So like I said, I have a pretty cool day job that I work at School of Rock, where I’m basically teaching kids using rock music as a curriculum. Yeah, like Jack Black, except I get the parents permission before we all hop into a tourbus and travel up and down the East Coast. We teach all kinds of music at the school: punk, prog, glam, folk, funk, reggae. I’d keep going, but I think you get the point. The newbs play the Ramones while the vets tackle Zappa — I’m generalizing a bit, but you get the point. Pink Floyd is a band I always come back to because their music is a fantastic teaching tool. One thing I point out about Pink Floyd is how tasteful each member of the band is — how on their best songs, every note sounds like it NEEDS to be there. It doesn’t just “fit” well. It’s absolutely essential. I’m a big believer in simplicity when it comes to music. Don’t get me wrong. I can enjoy a virtuoso player, but I have always believed that less is more when it comes to music, and most of the time, Pink Floyd proves me right. The songs are also great teaching tools. The piano intro to Summer ’68 is fun to play! The synth solo in Run Like Hell is a great way to teach beginners about non-traditional sounds and the ways you can manipulate them. The majesty of a Hammond Organ through a Leslie Speaker has never sounded better then it does on Brain Damage/Eclipse. And let’s not forget about the minor-major seventh chord in Us and Them. NO ONE USES THAT CHORD!

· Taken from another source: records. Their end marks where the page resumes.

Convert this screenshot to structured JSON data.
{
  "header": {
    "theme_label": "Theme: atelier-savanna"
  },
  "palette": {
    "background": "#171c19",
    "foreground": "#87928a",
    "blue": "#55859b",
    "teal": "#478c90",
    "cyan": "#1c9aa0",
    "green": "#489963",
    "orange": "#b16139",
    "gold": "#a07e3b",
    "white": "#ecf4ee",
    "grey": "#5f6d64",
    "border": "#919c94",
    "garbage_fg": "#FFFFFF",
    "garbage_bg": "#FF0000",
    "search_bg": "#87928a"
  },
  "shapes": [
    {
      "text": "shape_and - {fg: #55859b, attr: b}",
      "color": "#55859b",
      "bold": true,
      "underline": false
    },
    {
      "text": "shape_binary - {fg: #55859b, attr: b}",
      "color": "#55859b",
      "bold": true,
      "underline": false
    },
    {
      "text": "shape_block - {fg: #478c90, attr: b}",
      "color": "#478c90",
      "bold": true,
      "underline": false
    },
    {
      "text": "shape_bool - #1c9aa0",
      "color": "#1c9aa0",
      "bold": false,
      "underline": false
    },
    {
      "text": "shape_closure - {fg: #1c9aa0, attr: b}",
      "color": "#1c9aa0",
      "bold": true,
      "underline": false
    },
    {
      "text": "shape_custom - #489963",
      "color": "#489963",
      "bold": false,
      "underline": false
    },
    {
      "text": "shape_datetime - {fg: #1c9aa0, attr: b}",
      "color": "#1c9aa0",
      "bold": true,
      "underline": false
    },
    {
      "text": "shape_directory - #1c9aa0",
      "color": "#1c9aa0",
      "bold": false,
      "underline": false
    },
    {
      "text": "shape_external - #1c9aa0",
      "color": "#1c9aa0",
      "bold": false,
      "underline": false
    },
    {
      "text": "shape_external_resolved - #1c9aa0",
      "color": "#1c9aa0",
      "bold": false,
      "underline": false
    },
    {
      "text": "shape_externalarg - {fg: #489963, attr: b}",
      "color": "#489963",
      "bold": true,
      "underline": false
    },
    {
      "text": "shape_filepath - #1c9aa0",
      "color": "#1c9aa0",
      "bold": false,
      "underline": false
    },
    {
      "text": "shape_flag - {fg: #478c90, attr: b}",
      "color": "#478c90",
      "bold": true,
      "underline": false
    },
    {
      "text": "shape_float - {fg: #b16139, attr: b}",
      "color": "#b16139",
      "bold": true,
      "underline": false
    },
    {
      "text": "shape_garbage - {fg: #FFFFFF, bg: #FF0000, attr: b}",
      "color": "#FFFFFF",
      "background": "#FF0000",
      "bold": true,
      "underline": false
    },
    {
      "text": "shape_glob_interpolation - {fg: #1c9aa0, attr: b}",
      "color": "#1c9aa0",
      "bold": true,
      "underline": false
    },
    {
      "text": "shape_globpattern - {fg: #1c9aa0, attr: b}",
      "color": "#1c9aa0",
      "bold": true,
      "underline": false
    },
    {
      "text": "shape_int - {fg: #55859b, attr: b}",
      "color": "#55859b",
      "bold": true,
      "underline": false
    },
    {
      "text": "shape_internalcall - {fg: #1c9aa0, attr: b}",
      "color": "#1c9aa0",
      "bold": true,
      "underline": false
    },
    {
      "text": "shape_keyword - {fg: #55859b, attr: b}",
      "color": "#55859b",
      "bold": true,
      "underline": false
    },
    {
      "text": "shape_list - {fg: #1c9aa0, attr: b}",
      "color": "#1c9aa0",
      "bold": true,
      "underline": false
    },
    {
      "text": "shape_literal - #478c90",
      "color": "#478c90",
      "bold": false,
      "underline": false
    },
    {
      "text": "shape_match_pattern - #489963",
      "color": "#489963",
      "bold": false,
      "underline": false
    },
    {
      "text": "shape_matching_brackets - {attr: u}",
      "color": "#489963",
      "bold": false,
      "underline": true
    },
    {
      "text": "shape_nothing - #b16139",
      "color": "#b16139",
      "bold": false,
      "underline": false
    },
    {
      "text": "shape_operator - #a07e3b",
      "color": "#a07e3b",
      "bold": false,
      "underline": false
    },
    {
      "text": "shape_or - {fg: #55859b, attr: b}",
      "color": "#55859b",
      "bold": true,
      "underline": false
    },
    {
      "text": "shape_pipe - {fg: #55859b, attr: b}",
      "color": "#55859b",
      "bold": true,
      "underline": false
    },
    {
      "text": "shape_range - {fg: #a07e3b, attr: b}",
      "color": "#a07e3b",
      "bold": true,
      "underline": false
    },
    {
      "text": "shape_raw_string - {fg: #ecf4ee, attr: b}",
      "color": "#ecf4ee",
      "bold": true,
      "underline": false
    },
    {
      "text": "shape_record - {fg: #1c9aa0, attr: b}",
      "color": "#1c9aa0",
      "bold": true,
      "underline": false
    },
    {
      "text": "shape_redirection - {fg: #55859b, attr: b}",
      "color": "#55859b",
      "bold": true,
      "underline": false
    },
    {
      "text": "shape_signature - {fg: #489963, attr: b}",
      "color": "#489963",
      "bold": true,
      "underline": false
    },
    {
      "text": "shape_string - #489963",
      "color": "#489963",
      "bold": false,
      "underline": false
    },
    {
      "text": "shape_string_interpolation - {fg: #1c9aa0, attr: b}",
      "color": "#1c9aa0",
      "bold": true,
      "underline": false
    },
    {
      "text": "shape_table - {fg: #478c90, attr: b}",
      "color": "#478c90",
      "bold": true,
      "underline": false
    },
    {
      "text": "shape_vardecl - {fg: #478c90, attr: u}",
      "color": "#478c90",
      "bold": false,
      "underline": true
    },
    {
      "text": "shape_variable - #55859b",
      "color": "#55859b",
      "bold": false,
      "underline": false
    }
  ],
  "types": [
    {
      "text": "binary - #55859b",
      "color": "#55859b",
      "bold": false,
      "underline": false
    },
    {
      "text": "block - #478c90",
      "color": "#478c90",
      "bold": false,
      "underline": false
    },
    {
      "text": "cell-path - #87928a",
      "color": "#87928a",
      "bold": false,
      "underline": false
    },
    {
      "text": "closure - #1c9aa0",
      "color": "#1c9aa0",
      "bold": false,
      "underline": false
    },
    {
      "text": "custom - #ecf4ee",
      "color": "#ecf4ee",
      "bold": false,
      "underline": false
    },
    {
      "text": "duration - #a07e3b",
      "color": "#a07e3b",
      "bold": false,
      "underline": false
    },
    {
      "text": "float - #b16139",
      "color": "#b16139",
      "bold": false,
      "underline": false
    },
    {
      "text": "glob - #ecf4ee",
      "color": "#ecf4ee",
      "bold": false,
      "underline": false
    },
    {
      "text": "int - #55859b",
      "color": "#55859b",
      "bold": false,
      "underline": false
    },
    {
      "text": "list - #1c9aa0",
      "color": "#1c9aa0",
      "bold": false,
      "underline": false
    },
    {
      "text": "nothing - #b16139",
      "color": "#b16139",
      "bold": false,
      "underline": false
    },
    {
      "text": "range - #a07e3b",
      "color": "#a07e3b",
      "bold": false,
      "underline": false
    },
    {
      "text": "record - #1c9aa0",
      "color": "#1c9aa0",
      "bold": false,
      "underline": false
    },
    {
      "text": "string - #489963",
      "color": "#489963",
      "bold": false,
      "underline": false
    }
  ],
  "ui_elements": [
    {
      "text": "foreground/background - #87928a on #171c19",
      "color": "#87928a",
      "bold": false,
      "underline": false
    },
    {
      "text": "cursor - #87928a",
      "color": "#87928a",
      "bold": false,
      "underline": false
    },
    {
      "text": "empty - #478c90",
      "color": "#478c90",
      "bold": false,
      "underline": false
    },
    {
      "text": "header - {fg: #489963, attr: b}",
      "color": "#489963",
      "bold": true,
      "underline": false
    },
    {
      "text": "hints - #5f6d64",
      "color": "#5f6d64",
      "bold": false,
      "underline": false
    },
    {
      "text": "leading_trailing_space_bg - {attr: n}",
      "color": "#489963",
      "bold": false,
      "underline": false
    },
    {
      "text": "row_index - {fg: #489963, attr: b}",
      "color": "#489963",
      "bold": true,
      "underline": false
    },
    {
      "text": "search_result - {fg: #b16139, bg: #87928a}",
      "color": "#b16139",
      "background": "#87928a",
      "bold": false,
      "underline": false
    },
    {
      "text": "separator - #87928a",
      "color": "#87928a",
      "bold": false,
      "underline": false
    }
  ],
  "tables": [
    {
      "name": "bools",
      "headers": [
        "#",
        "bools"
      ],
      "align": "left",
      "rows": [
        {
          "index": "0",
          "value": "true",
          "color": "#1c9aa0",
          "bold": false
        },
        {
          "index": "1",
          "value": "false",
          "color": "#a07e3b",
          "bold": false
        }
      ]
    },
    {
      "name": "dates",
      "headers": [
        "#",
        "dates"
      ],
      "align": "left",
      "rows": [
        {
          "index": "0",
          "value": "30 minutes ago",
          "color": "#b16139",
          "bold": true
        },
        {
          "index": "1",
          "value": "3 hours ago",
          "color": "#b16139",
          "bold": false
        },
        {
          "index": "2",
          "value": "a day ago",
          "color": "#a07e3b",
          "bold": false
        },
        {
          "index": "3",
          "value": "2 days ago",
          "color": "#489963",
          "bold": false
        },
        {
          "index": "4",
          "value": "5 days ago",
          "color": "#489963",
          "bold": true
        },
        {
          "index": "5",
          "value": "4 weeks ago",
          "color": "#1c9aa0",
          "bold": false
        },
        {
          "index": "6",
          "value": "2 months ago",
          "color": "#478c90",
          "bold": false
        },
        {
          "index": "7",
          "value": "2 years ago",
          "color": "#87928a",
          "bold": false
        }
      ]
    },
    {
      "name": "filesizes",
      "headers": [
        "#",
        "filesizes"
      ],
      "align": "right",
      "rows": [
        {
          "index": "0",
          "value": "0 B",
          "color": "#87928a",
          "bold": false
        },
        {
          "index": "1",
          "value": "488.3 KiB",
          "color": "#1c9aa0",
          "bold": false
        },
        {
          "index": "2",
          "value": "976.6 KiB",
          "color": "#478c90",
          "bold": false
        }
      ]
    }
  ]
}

Pink Floyd made great records, and there’s a lot you can learn about music when you dissect the songs on them.

  • West Leigh

    One thing I point out about Pink Floyd is how tasteful each member of the band is — how on their best songs, every note sounds like it NEEDS to be there. It doesn’t just “fit” well. It’s absolutely essential. 
    Nail on the head.

  • http://www.whitperson.com Marc Whitman

    nice write-up and love the School of Rock angle. thanks for contributing Tom!